By James the First’s death, the price-level was up to 550 and it was impossible for Charles I to pay off a 5.5d. when he had only 1d. Charles I “rebelled against those who would appoint themselves his pay-masters—He challenged the practical rights of the new big fortunes to dictate to him because he had lost his fortune, and he lost the battle that ensued — Charles II was brought back to England from foreign exile as a salaried head of state, almost as a salaried servant of the rich.“
Charles, a very clever man, tried to shake himself free from the shackles with which he was bound. His experiment of issuing paper money failed, in part because, as Christopher Hollis points out, he issued paper orders only for large sums. The bankers or goldsmiths were thus enabled to charge a large discount to those who wanted small sums and in this way brought discredit on the King’s notes. But the King’s rising income from customs duties made him almost independent by the end of his reign.
When James II, the creator of the English fleet, who was a convinced Catholic and a man not given to compromise like Charles II, came to the throne, the wealthy nobles had a twofold reason for plotting to get rid of him. They knew that he would not be a pliable servant and they feared a Catholic reaction, which might reopen the question of the old Church lands.

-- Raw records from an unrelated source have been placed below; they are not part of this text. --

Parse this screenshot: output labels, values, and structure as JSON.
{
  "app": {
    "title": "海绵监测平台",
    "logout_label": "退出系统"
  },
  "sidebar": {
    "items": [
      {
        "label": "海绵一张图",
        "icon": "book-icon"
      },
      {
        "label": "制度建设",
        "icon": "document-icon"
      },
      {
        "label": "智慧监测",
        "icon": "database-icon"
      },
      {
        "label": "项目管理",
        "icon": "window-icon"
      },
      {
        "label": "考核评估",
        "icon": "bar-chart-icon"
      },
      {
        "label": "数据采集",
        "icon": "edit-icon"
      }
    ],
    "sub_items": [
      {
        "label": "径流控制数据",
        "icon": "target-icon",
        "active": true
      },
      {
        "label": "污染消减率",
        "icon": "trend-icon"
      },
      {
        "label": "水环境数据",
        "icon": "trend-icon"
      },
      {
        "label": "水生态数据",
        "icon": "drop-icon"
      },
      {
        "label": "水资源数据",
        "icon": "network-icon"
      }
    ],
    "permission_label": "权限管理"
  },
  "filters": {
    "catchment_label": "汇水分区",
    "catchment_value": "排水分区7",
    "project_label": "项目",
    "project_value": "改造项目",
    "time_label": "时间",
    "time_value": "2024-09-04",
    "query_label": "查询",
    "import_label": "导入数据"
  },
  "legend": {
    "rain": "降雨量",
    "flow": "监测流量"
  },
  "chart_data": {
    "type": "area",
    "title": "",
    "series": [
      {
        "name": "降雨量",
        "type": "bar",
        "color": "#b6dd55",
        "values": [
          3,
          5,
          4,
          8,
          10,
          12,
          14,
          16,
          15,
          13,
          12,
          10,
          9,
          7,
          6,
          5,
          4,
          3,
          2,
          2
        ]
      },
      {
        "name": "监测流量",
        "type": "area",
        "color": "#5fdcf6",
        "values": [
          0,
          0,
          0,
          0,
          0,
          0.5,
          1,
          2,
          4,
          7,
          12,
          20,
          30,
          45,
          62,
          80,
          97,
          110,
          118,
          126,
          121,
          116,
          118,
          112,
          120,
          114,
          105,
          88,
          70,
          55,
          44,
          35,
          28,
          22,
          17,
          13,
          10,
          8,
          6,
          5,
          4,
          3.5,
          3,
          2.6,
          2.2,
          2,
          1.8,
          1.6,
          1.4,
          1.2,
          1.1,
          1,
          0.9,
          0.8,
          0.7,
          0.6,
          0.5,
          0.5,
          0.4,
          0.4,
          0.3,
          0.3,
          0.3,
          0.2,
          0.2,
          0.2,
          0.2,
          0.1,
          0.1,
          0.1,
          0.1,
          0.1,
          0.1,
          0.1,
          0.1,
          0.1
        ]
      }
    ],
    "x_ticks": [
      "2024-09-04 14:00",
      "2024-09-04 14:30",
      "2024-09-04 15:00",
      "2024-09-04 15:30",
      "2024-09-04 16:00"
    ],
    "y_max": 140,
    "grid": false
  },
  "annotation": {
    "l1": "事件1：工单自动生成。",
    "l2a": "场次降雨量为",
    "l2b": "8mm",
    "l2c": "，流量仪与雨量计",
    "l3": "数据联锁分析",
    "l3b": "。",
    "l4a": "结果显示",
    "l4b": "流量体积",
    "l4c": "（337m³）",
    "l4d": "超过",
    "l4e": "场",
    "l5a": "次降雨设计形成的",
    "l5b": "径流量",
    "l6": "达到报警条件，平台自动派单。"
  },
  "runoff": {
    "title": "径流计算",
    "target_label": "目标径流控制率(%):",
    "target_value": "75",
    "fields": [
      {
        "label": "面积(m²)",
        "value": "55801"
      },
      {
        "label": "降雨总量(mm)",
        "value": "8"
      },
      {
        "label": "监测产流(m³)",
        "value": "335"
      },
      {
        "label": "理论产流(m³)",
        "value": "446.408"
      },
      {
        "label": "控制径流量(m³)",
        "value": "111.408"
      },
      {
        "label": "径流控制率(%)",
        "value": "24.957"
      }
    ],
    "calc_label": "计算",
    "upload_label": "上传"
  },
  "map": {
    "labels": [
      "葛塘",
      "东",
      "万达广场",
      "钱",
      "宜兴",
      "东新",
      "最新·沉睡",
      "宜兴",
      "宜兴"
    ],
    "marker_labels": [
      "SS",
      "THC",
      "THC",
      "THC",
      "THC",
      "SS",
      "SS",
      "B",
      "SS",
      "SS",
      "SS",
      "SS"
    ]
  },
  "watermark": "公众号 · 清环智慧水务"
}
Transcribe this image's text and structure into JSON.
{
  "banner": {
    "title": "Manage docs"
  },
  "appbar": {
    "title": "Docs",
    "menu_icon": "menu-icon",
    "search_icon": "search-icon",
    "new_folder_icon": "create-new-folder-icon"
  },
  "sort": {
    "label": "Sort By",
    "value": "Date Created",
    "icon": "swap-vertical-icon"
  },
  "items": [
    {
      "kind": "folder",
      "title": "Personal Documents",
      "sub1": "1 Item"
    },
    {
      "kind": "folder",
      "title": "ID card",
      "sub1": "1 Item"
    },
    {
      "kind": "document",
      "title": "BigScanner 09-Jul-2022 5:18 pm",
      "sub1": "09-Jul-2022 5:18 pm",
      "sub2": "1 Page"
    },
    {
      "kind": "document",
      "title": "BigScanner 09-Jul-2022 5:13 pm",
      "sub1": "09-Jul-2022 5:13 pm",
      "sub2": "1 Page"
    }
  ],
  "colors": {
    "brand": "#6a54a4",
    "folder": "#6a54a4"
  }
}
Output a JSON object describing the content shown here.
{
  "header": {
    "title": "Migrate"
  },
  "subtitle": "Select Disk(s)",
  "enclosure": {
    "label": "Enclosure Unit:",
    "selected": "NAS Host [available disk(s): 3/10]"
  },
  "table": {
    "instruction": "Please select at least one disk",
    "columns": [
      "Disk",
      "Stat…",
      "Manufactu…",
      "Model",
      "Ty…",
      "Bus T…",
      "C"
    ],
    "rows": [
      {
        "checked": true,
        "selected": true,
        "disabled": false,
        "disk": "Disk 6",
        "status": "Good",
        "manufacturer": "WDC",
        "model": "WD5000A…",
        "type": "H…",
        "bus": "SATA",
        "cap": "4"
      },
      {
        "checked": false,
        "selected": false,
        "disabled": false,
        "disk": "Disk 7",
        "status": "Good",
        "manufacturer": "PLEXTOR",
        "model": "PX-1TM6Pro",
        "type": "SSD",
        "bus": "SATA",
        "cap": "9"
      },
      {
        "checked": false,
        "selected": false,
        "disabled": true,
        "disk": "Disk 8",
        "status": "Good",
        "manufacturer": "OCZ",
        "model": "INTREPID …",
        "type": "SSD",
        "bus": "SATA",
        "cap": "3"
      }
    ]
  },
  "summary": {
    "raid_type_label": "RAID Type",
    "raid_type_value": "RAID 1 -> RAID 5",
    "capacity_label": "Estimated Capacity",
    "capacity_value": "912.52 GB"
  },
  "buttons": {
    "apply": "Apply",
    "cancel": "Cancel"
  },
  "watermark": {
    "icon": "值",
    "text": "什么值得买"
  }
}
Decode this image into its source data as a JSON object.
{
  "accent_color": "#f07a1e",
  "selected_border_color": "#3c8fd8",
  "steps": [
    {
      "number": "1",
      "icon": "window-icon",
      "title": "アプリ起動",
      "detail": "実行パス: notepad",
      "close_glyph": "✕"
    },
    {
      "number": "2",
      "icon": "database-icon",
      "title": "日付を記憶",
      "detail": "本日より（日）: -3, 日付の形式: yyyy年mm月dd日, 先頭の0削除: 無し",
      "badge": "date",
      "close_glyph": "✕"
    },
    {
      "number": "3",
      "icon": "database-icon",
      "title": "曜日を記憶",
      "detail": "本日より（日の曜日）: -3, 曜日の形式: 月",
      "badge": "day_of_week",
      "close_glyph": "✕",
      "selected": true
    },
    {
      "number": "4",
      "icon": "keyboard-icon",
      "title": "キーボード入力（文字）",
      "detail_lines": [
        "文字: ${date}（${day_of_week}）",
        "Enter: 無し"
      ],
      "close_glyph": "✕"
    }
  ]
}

With the advent of William of Orange, the triumph of the Aristocracy over the Monarchy was complete. The foundation of the Bank of England, however, with its privilege of creating money, meant that wealth and power gradually passed into the hands of the financiers and the speculators with disastrous results for the landowners and the countryside.
(Footnote – In the Introduction to “An Agricultural Testament,” Sir Albert Howard ends his outline of the decay of the Roman Empire with the words: “The strongest possible support of capital must always be a prosperous and contented countryside. A working compromise between agriculture and finance should, therefore, have been evolved. Failure to achieve this naturally ended in the ruin of both.) The rule of the financiers and the speculators is called Democracy.
To Illustrate the significance of the remark that the manipulators of the money rule, in spite of the label “Democracy,” a few sentences may be quoted from an excellent pamphlet, “Money and National Reconstruction,” by P. C. Loftus, M.P. (Economic Reform Club):
“That the Bank of England was responsible for our disastrous post-war financial policy from 1920 to 1931,” he writes, “is widely and, I think, correctly believed. The Cardinal error of that policy was the decision to return to the Gold Standard, especially to return to the pre-war parity, thereby doubling the value of the depreciated pound and doubling also the real value and actual burden of our vast National Debt. Warning voices were raised by individuals prominent in industry and finance pointing out that such a step must inevitably wreck the export trades and lead to a vast increase in unemployment, but in vain, and the Bank of England commenced its policy of reducing the amount of money in order to force up its value —The sacrifices the Nation made to restore the Gold Standard, the bitter years of deflation, the millions of unemployed, the ruin of the cotton and coal export were all in vain, and the edifice so laboriously constructed at such a cost of human suffering finally collapsed in 1931.
Any individual may call at Somerset House and inspect the shareholders’ register of any public company; But he is not allowed to inspect the list of shareholders of the Bank of England, if indeed a list is kept at Somerset House. Moreover, a member of Parliament is entitled to put down questions on the Order Paper of the House of Commons on almost every conceivable subject, but he is not allowed to put down any questions asking for information as to the names of the shareholders of the Bank of England.”
End of appendix.
Do you find familiar ringing in your head reading this?